The troubled company, which has less than 100,000 customers, had been banned from taking on new customers since March this year.
It was also not allowed to request one-off payments or increase direct debits until customer service failings had been addressed.
The company was subject to a wider investigation by Ofgem, launched in February, into its customer service processes. The news followed customers facing a sudden direct debit increase or a one-off payment of hundreds of pounds.
Iresa’s website is no longer operational and includes a statement advising customers about the closure.
It said: “Iresa Limited will be ceasing to trade. Ofgem, the energy regulator, is appointing a new supplier for its customers.
“Customers need not worry, their supplies are secure and credit balances are protected.
“Ofgem’s advice is not to switch, but to sit tight and wait until the new supplier has been appointed. “This will help make sure that the process of handing customers over to a new supplier, and honouring credit balances, is as hassle free for customers as possible.”
Ofgem confirmed energy supply of Iresa customers will “continue as normal” and outstanding credit balances will be protected under the regulator’s safety net.
A new supplier will be chosen and customers will be contacted by this supplier once the process is complete.
Rob Salter-Church, Ofgem’s interim executive director for consumers and markets, said: “If you are an Iresa customer there is no need to worry as we will make sure your energy supplies are secure and your credit balance is protected.
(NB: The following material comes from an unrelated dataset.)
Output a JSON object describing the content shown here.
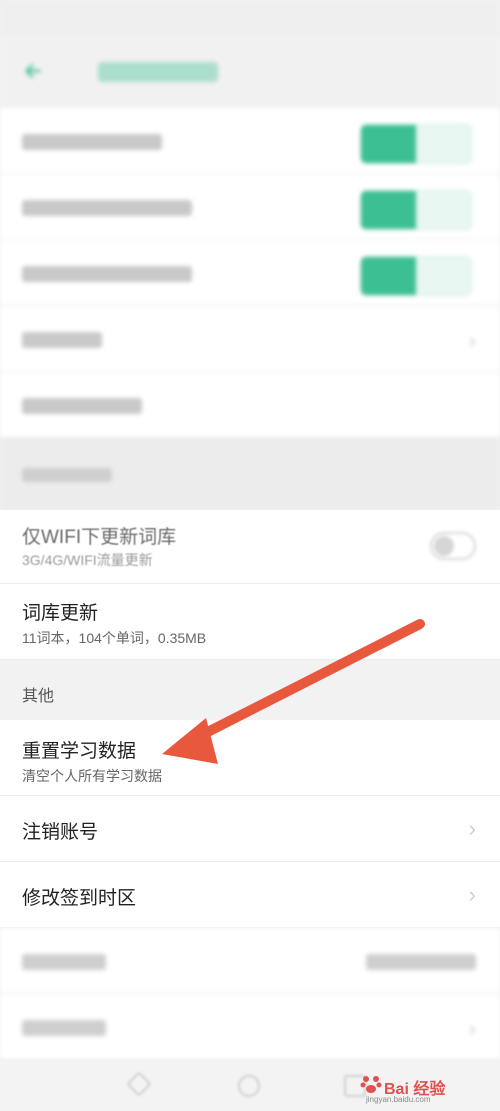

“Ofgem is working to choose a new supplier as quickly as possible for you. Whilst we’re doing this our advice is to ‘sit tight’ and don’t switch. Your energy supply will not be affected and will continue as normal – the thing that will change is that your energy will come from a new supplier.”
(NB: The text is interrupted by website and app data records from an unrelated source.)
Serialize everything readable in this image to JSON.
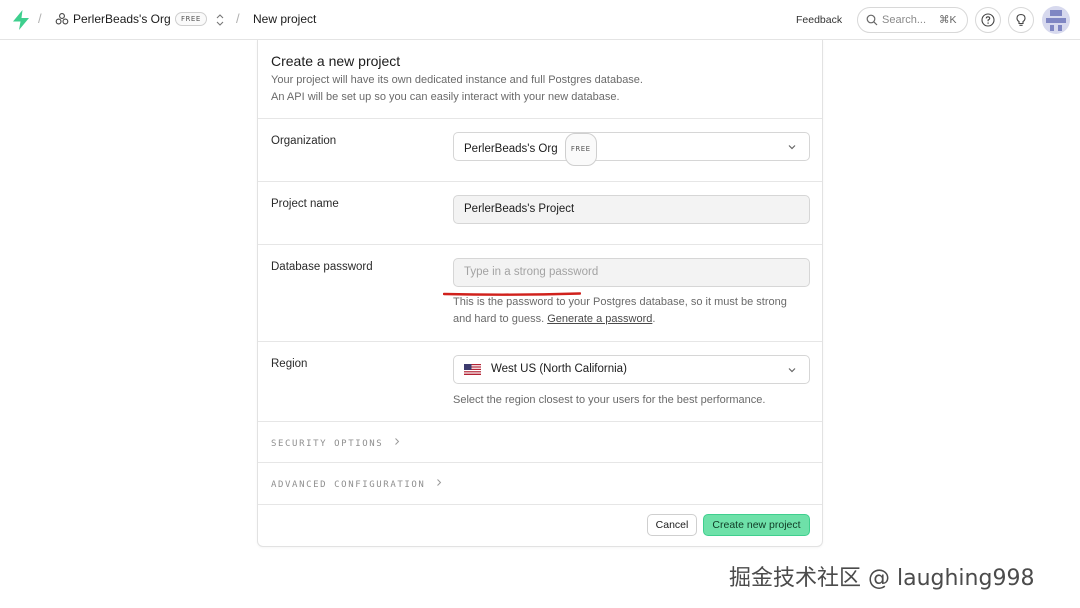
{
  "topbar": {
    "org_name": "PerlerBeads's Org",
    "org_badge": "FREE",
    "project_crumb": "New project",
    "feedback_label": "Feedback",
    "search_placeholder": "Search...",
    "search_shortcut": "⌘K",
    "icons": [
      "supabase-logo-icon",
      "org-icon",
      "switch-icon",
      "search-icon",
      "help-icon",
      "lightbulb-icon",
      "avatar"
    ]
  },
  "form": {
    "title": "Create a new project",
    "description_line1": "Your project will have its own dedicated instance and full Postgres database.",
    "description_line2": "An API will be set up so you can easily interact with your new database.",
    "organization": {
      "label": "Organization",
      "value": "PerlerBeads's Org",
      "badge": "FREE"
    },
    "project_name": {
      "label": "Project name",
      "value": "PerlerBeads's Project"
    },
    "database_password": {
      "label": "Database password",
      "value": "",
      "placeholder": "Type in a strong password",
      "helper_text": "This is the password to your Postgres database, so it must be strong and hard to guess.",
      "helper_link": "Generate a password",
      "helper_end": "."
    },
    "region": {
      "label": "Region",
      "value": "West US (North California)",
      "helper_text": "Select the region closest to your users for the best performance."
    },
    "security_options_label": "SECURITY OPTIONS",
    "advanced_configuration_label": "ADVANCED CONFIGURATION",
    "cancel_label": "Cancel",
    "create_label": "Create new project"
  },
  "colors": {
    "brand_green": "#3ecf8e",
    "create_button_bg": "#6ee1a9",
    "annotation_red": "#d0211c"
  },
  "watermark": "掘金技术社区 @ laughing998"
}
Ofgem suggests customers should take meter readings today (27 July) and wait until their new supplier contacts them to tell them what to do about credit balances.
Once a new supplier is in place customers will not be charged exit fees if they choose to switch away from the provider.
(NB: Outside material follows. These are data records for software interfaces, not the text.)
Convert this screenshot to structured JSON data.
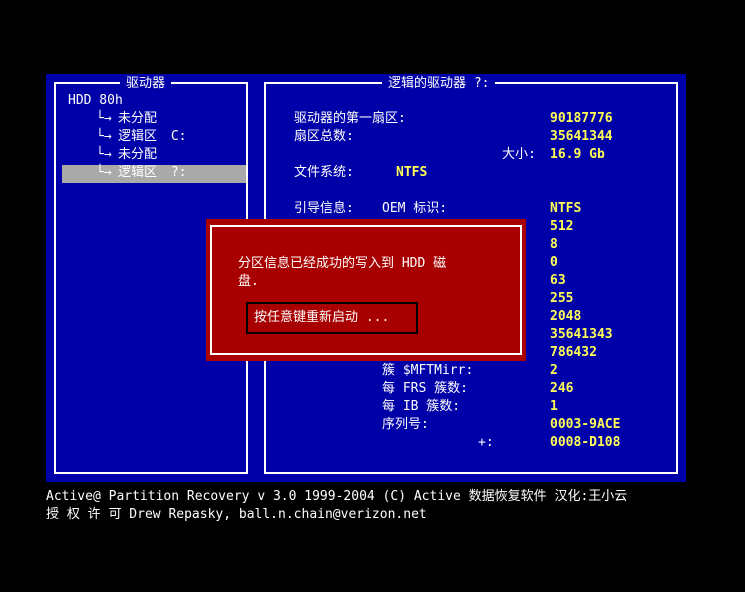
{
  "left_panel": {
    "title": "驱动器",
    "tree": [
      {
        "arrow": "",
        "label": "HDD 80h",
        "suffix": ""
      },
      {
        "arrow": "└→",
        "label": "未分配",
        "suffix": ""
      },
      {
        "arrow": "└→",
        "label": "逻辑区",
        "suffix": "C:"
      },
      {
        "arrow": "└→",
        "label": "未分配",
        "suffix": ""
      },
      {
        "arrow": "└→",
        "label": "逻辑区",
        "suffix": "?:"
      }
    ]
  },
  "right_panel": {
    "title": "逻辑的驱动器  ?:",
    "first_sector_label": "驱动器的第一扇区:",
    "first_sector_value": "90187776",
    "total_sectors_label": "扇区总数:",
    "total_sectors_value": "35641344",
    "size_label": "大小:",
    "size_value": "16.9 Gb",
    "fs_label": "文件系统:",
    "fs_value": "NTFS",
    "boot_label": "引导信息:",
    "oem_label": "OEM 标识:",
    "oem_value": "NTFS",
    "values": [
      "512",
      "8",
      "0",
      "63",
      "255",
      "2048",
      "35641343",
      "786432"
    ],
    "mftmirr_label": "簇      $MFTMirr:",
    "mftmirr_value": "2",
    "frs_label": "每 FRS 簇数:",
    "frs_value": "246",
    "ib_label": "每 IB 簇数:",
    "ib_value": "1",
    "serial_label": "序列号:",
    "serial_value": "0003-9ACE",
    "serial2_label": "+:",
    "serial2_value": "0008-D108"
  },
  "dialog": {
    "message_line1": "分区信息已经成功的写入到 HDD 磁",
    "message_line2": "盘.",
    "button_label": "按任意键重新启动 ..."
  },
  "footer": {
    "line1": "Active@ Partition Recovery v 3.0   1999-2004 (C) Active 数据恢复软件 汉化:王小云",
    "line2": "授 权 许 可 Drew Repasky, ball.n.chain@verizon.net"
  },
  "colors": {
    "background": "#000000",
    "panel": "#0000a8",
    "value": "#ffff55",
    "selection": "#aaaaaa",
    "dialog": "#a80000"
  }
}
Ofgem’s regulation of small suppliers was under scrutiny following problems coming to light at Iresa. Critics claim it is too easy for new suppliers to enter the market without the correct processes in place.
The regulator is reviewing its approach to supplier licensing and could toughen rules for entry to the energy market.
Earlier this week, non-domestic provider National Gas and Power had its supply licence revoked by Ofgem as it was unable to pay debts of more than £200,000. Hudson Energy was appointed supplier of last resort.
In January, Ofgem appointed Green Star Energy, the domestic trading name of Hudson Energy, as the supplier of last resort for the 10,000 customers of Future Energy, which collapsed because of “trading difficulties”.
The regulator also intervened in November 2016 when Co-op Energy took on 160,000 customers from GB Energy Supply when the small supplier went bust.